# Exercise prompt
For the string "icon", state the number of lines in the data that contain it, and nothing else.

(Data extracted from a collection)
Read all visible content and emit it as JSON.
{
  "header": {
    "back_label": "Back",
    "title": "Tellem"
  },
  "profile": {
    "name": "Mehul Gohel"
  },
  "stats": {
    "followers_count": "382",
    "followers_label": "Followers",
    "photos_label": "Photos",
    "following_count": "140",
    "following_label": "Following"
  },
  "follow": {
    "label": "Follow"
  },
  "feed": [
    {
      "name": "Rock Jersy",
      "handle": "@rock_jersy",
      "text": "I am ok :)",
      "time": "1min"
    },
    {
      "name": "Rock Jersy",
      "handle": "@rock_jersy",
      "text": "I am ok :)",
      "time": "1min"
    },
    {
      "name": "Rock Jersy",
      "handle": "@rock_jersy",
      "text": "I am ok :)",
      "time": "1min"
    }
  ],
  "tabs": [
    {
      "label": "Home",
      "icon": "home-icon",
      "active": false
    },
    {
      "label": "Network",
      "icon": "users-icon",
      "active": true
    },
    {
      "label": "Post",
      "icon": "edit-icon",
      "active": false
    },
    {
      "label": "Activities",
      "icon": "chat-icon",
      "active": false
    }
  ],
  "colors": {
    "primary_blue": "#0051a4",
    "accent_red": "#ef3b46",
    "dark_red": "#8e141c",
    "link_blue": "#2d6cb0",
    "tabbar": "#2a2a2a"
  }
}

# Solution to the exercise
4